Continuing my blog series on Australasian family history research institutions, this month's focus is on State Records New South Wales. As most people know, Australia's first European settlement began with the arrival of the First Fleet in 1788 with its cargo of British convicts. Wikipedia has an article on the First Fleet giving the names of the ships plus statistics of convicts transported and other information.
This blog post is not about the early European settlement of Australia, but on where the surviving records of the settlement ended up. State Records New South Wales is the New South Wales government's archives and records management authority established in 1961. Prior to that, the state's archival records were the responsibility of the Mitchell Library and the Archives Section of the Public Library.
Not surprisingly, there is a wealth of family history information in State Records and there are a number of ways to discover what records may be relevant to your family including:
- search the online catalogue Archives Investigator
- search using State Records catalogue search tool
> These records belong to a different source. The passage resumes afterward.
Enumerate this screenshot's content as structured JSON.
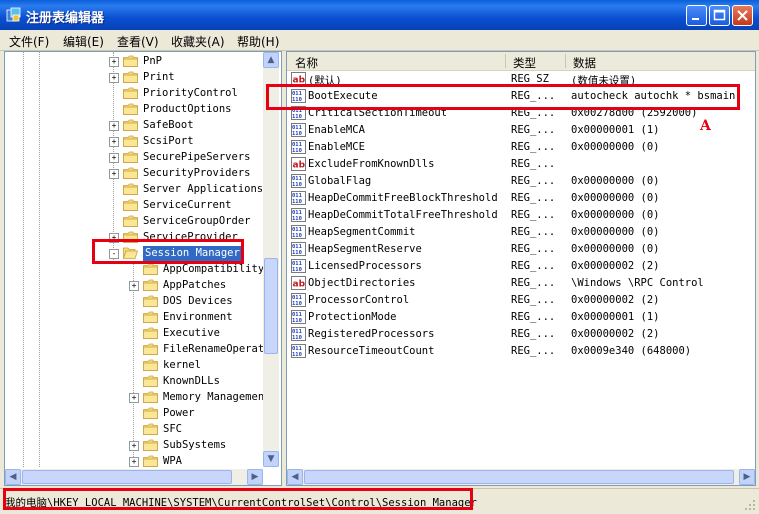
{
  "window": {
    "title": "注册表编辑器"
  },
  "menu": [
    {
      "label": "文件(F)"
    },
    {
      "label": "编辑(E)"
    },
    {
      "label": "查看(V)"
    },
    {
      "label": "收藏夹(A)"
    },
    {
      "label": "帮助(H)"
    }
  ],
  "tree": {
    "items": [
      {
        "label": "PnP",
        "expander": "+"
      },
      {
        "label": "Print",
        "expander": "+"
      },
      {
        "label": "PriorityControl",
        "expander": ""
      },
      {
        "label": "ProductOptions",
        "expander": ""
      },
      {
        "label": "SafeBoot",
        "expander": "+"
      },
      {
        "label": "ScsiPort",
        "expander": "+"
      },
      {
        "label": "SecurePipeServers",
        "expander": "+"
      },
      {
        "label": "SecurityProviders",
        "expander": "+"
      },
      {
        "label": "Server Applications",
        "expander": ""
      },
      {
        "label": "ServiceCurrent",
        "expander": ""
      },
      {
        "label": "ServiceGroupOrder",
        "expander": ""
      },
      {
        "label": "ServiceProvider",
        "expander": "+"
      },
      {
        "label": "Session Manager",
        "expander": "-",
        "selected": true
      },
      {
        "label": "AppCompatibility",
        "expander": "",
        "child": true
      },
      {
        "label": "AppPatches",
        "expander": "+",
        "child": true
      },
      {
        "label": "DOS Devices",
        "expander": "",
        "child": true
      },
      {
        "label": "Environment",
        "expander": "",
        "child": true
      },
      {
        "label": "Executive",
        "expander": "",
        "child": true
      },
      {
        "label": "FileRenameOperati",
        "expander": "",
        "child": true
      },
      {
        "label": "kernel",
        "expander": "",
        "child": true
      },
      {
        "label": "KnownDLLs",
        "expander": "",
        "child": true
      },
      {
        "label": "Memory Management",
        "expander": "+",
        "child": true
      },
      {
        "label": "Power",
        "expander": "",
        "child": true
      },
      {
        "label": "SFC",
        "expander": "",
        "child": true
      },
      {
        "label": "SubSystems",
        "expander": "+",
        "child": true
      },
      {
        "label": "WPA",
        "expander": "+",
        "child": true
      }
    ]
  },
  "columns": {
    "name": "名称",
    "type": "类型",
    "data": "数据"
  },
  "values": [
    {
      "icon": "string-value-icon",
      "name": "(默认)",
      "type": "REG_SZ",
      "data": "(数值未设置)"
    },
    {
      "icon": "binary-value-icon",
      "name": "BootExecute",
      "type": "REG_...",
      "data": "autocheck autochk *  bsmain"
    },
    {
      "icon": "binary-value-icon",
      "name": "CriticalSectionTimeout",
      "type": "REG_...",
      "data": "0x00278d00 (2592000)"
    },
    {
      "icon": "binary-value-icon",
      "name": "EnableMCA",
      "type": "REG_...",
      "data": "0x00000001 (1)"
    },
    {
      "icon": "binary-value-icon",
      "name": "EnableMCE",
      "type": "REG_...",
      "data": "0x00000000 (0)"
    },
    {
      "icon": "string-value-icon",
      "name": "ExcludeFromKnownDlls",
      "type": "REG_...",
      "data": ""
    },
    {
      "icon": "binary-value-icon",
      "name": "GlobalFlag",
      "type": "REG_...",
      "data": "0x00000000 (0)"
    },
    {
      "icon": "binary-value-icon",
      "name": "HeapDeCommitFreeBlockThreshold",
      "type": "REG_...",
      "data": "0x00000000 (0)"
    },
    {
      "icon": "binary-value-icon",
      "name": "HeapDeCommitTotalFreeThreshold",
      "type": "REG_...",
      "data": "0x00000000 (0)"
    },
    {
      "icon": "binary-value-icon",
      "name": "HeapSegmentCommit",
      "type": "REG_...",
      "data": "0x00000000 (0)"
    },
    {
      "icon": "binary-value-icon",
      "name": "HeapSegmentReserve",
      "type": "REG_...",
      "data": "0x00000000 (0)"
    },
    {
      "icon": "binary-value-icon",
      "name": "LicensedProcessors",
      "type": "REG_...",
      "data": "0x00000002 (2)"
    },
    {
      "icon": "string-value-icon",
      "name": "ObjectDirectories",
      "type": "REG_...",
      "data": "\\Windows \\RPC Control"
    },
    {
      "icon": "binary-value-icon",
      "name": "ProcessorControl",
      "type": "REG_...",
      "data": "0x00000002 (2)"
    },
    {
      "icon": "binary-value-icon",
      "name": "ProtectionMode",
      "type": "REG_...",
      "data": "0x00000001 (1)"
    },
    {
      "icon": "binary-value-icon",
      "name": "RegisteredProcessors",
      "type": "REG_...",
      "data": "0x00000002 (2)"
    },
    {
      "icon": "binary-value-icon",
      "name": "ResourceTimeoutCount",
      "type": "REG_...",
      "data": "0x0009e340 (648000)"
    }
  ],
  "annotation": {
    "label": "A"
  },
  "status": {
    "path": "我的电脑\\HKEY_LOCAL_MACHINE\\SYSTEM\\CurrentControlSet\\Control\\Session Manager"
  },
  "colors": {
    "highlight": "#e60012",
    "title_bar": "#0a5fd8",
    "selection": "#316ac5"
  }
}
- search Photo Investigator
- use the online indexes
- view digital records
- browse/read Archives in Brief
- use online subject guides
If you are totally new to State Records New South Wales there is Archives in Brief 7 - Tracing your family history and over 120 Archives in Brief on a wide range of topics. Archives in Brief 51 is an alphabetical subject listing of all topics and is a great overview of what records are available. The guides give brief historical background to the topic plus a listing of the most relevant records and how to access them.
The online indexes are searchable with a KeyName search but be aware that not all the indexes online are searchable by KeyName. You may need to search other relevant indexes individually.
PhotoSearch can be a fascinating way to discover interesting information on your families. The image below of a street scene in Sydney would be extremely exciting if your people lived in the same street at the time. But would you even think to search by street name?
Both Archives Investigator and the catalogue search tool can be searched by person's name or place as some records series have been indexed directly into the online catalogue.
As you can see, there are many ways to search and you should try them all to make sure you are not missing any quick and easy information. For example, divorce case papers 1873-1923 are indexed and the index is listed in the online indexes section but divorce case papers from 1922 to 1963 are indexed within Archives Investigator. This information is included in Archives in Brief 77 - Divorce Records. If you do not consult these research guides, you may miss the fact that divorce case papers have been indexed for the later period. There is other useful information in the guide including terminology, how to view the records, obtain copies and other record series which may be of interest.
State Records New South Wales has a free monthly e-newsletter Now and Then with past issues also online. State Records New South Wales is also an active contributor to social media including Twitter, Facebook, Flickr, Google +, Historypin, YouTube and SlideShare. All of these media are an excellent way to keep up with what's new or to see various aspects of the collection from different perspectives. For example, currently on Flickr there is an excellent tribute to New South Wales government employees who enlisted in World War 1. There are 110 portraits in the photostream, with all the soldiers named and whether they returned or not.
Anyone with ancestors who went to New South Wales will find lots of exciting records to search at State Records New South Wales. Good luck!